I was really pleased to read this week that Telunas Beach Resort has been chosen in TripAdvisor’s Travelers Choice 2012 awards as the Number 3 in Asia and Number 17 in the world for the ‘All-inclusive Resort’ category.
Watching the sun go down at Telunas Beach.
This is extraordinary when you consider how many resorts there are. Heaps of them. It’s an amazing achievement for a place which started with absolutely nothing but a beach in 2004. I’ve watched it grow since I first went there in 2005, and I am in awe of the work the team have done. Continue reading
There may not be a great deal you can do about this, but you can't say you weren't warned.
Singapore is the second most densely populated country on the planet (see below for what is number 1*) but there is still some green space left, and it is well worth spending at least a couple of hours exploring it. In tropical jungle, green is very green indeed.
Singapore was once wild enough for Alfred Russel Wallace to spend time here, for people to avoid the area because of a tiger plague and, more recently, for Jane Goodall to get involved in a monkey protection project at Bukit Timah. Continue reading
Wallpaper from old can labels, barbers' chairs and others made from shopping trolleys and road signs. Nothing is too strange to be part of this design.
‘The owner liked collecting weird chairs, then he opened a hotel so he’d have somewhere to put them,’ marketing manager Wahidah tells me. The obsession has taken over, and the Unlisted Collection now has hotels in Singapore, London and Shanghai.
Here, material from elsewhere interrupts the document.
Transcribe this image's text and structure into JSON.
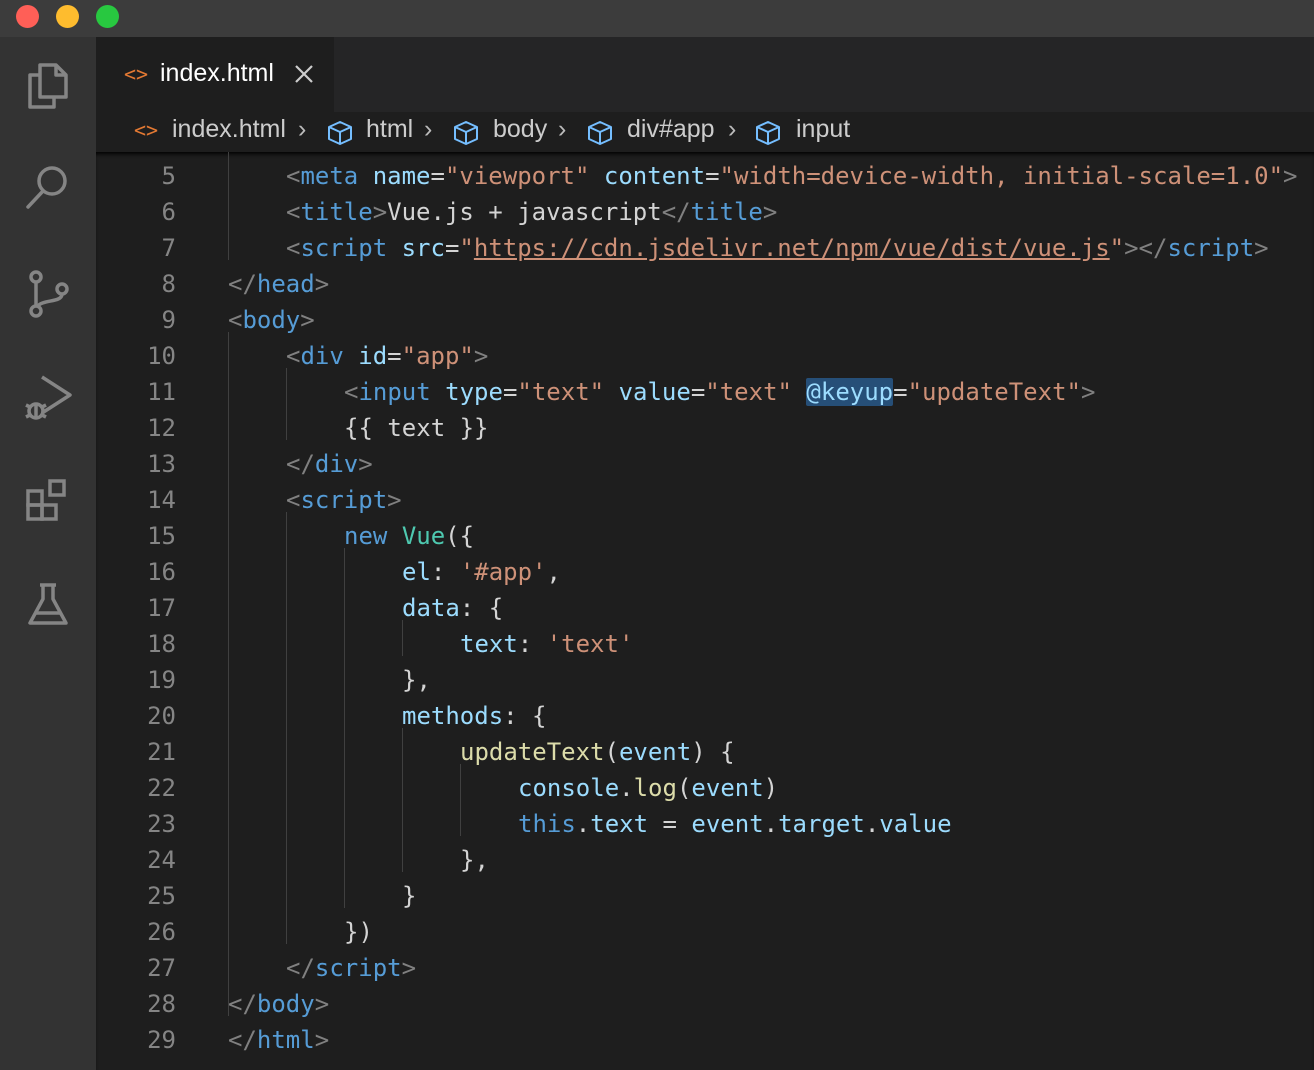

And a lot of odd chairs.
I stayed in Wanderlust Hotel, formerly a Chinese school in Singapore’s Little India (that in itself was quirky), which now features perhaps the most ‘out there’ interior design in town.
They gave me the ‘Yellow Submarine Room’. It’s a song, by the Beatles, according to the yellow neon sign above my bed. Continue reading
Filed under Art, Singapore
Telunas Beach - not a bad office to go to work in.
I’ll be working from my other office for a couple of weeks, and may be out of cybercontact some of the time.
Yes, I really will be working, running writing camps for high school and elementary school students from Singapore. Continue reading
It's pretty damn spectacular when you reach the Pacific Ocean.
Soon after he landed with the First Fleet in 1788, Governor Arthur Phillip decided he ought to get to know his neighbours, the Aborigines.
He liked the look of the ones he’d seen around North Head. He’d even named the area Manly, after the manly specimens of the species that camped there. So Phillip kidnapped a gentleman called Arabanoo and took him back to Sydney Cove. It was the sort of thing governors did in the days before pesky human rights commissions made it all more complicated.
All went swimmingly for a while. Arabanoo learned English and taught the new arrivals some of his Cadigal language. But a year later Arabanoo died in a smallpox outbreak, and Phillip himself was speared (not fatally) at Spring Cove, just round the corner from Manly. Continue reading
Rick Everett (horizontal) and Dean Cross (vertical) in Snow on Mars. Photo Branco Gaica
I was delighted to see that Snow on Mars, our production in last year’s Sydney Festival, won the Sydney Theatre Award as Best Production for Children. Continue reading
That's North Head in the distance. The end of the road is in sight.
If you want a nature walk by Sydney Harbour, this is as good as it gets. The ten kilometre track through the national park from The Spit to Manly is easy to walk if you don’t mind a few steps, gives lovely views out over the water and offers a useful coffee stop by the water at Clontarf. Continue reading